Could these changes really help people lose weight or improve their health?
"I don't want to over-claim that this is a weight-loss program," Thorndike says. "But if there is an employee that was buying a 20-ounce Coke, three times a week and/or every day, and they reduce their calories by 200 a day because of the traffic-light labels, then you could argue that it's helping that person lose weight. It has the potential."
For Thorndike, though, the tagging system is more about changing the culture around eating. "It's more about preventing weight gain," she says. "This should be our new normal. Cafeterias should be highlighting what's healthy."
Plus, she says, you can easily implement the red, yellow and green system in your kitchen at home.
Just fill one drawer with healthful snacks and then label it green. "Kids can eat whatever they want from that drawer," she says. Fill another drawer with less healthful snacks and label it red. "Kids have to ask permission to take from this drawer, or they get one of these snacks just on occasion," Thorndike says.
"It's a great concept for children, because they love it when they have a choice," she says. "We all do better when we have choice.
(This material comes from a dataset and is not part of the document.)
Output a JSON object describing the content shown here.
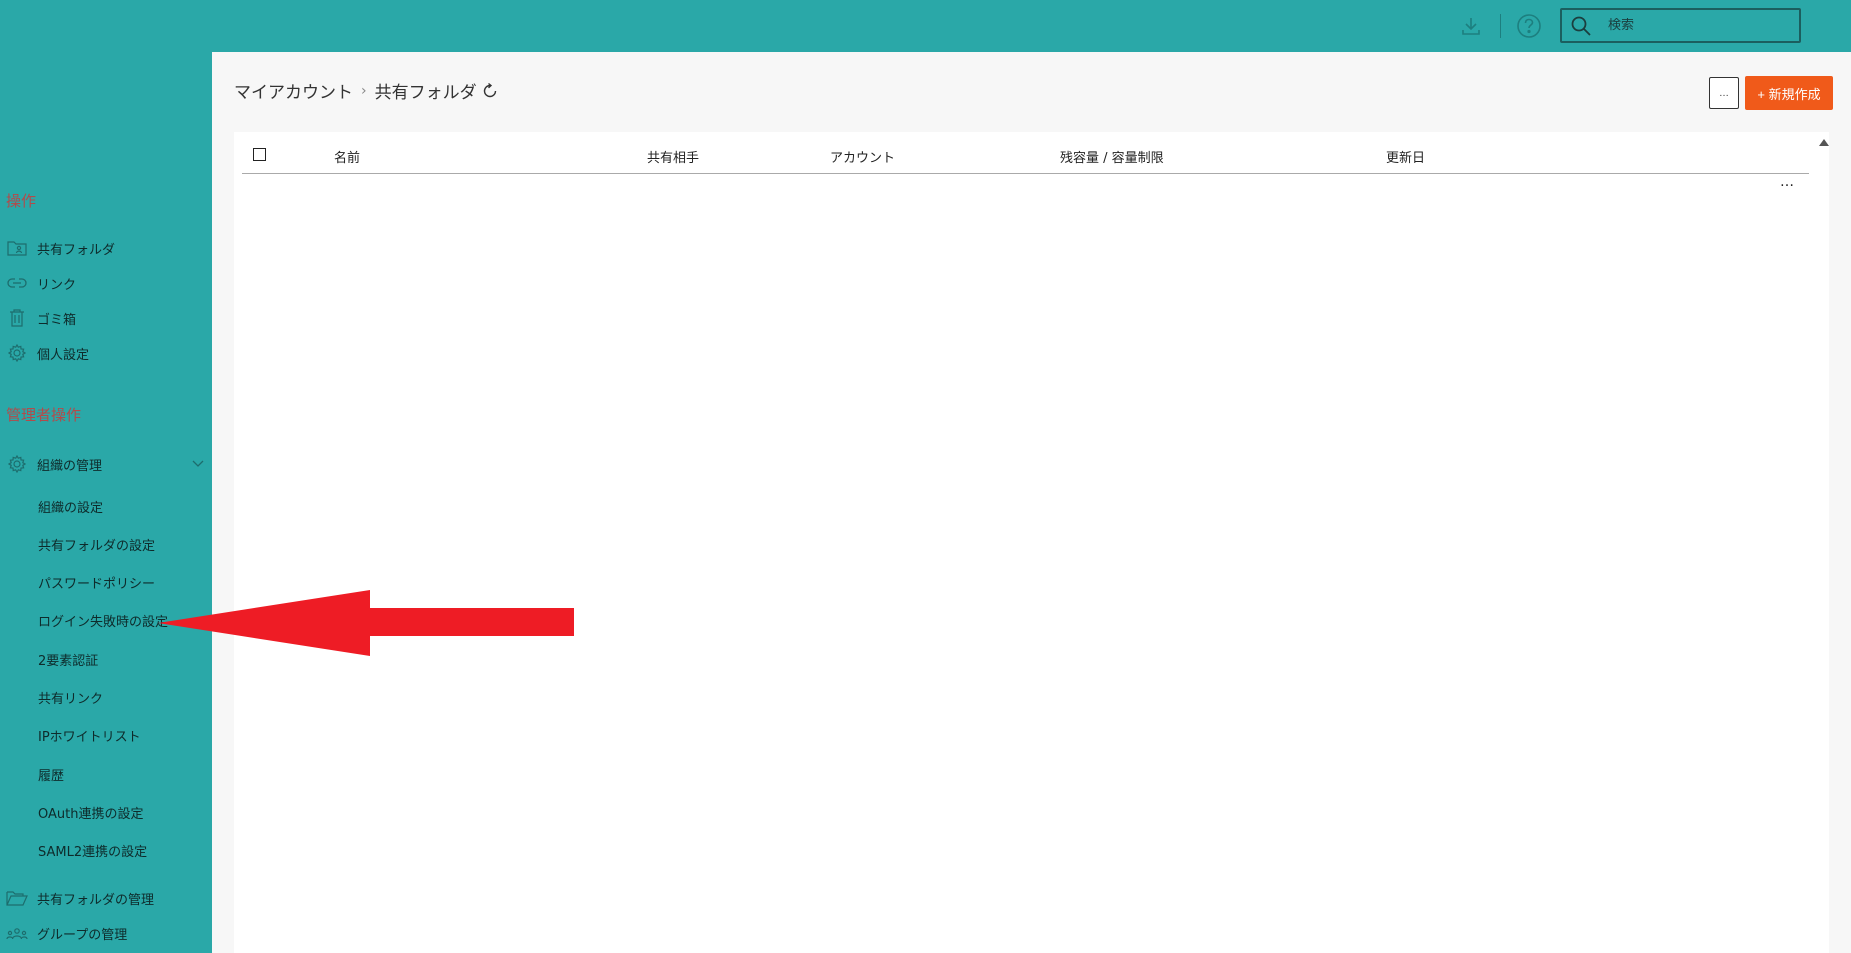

When you tell people you can't have something, they go against it."
And don't forget choice architecture: Make fruit, vegetables and whole grains front, center and easy to find in the kitchen, Thorndike says. And put those red snacks up high and in the back of shelves.
"If you put the cookies up on the top shelf," she says, "they're out of sight, out of mind. By the time you climb up and reach them, you may have decided you really don't want that cookie in the first place. It's all about mindful choices."
Copyright 2020 NPR. To see more, visit https://www.npr.org.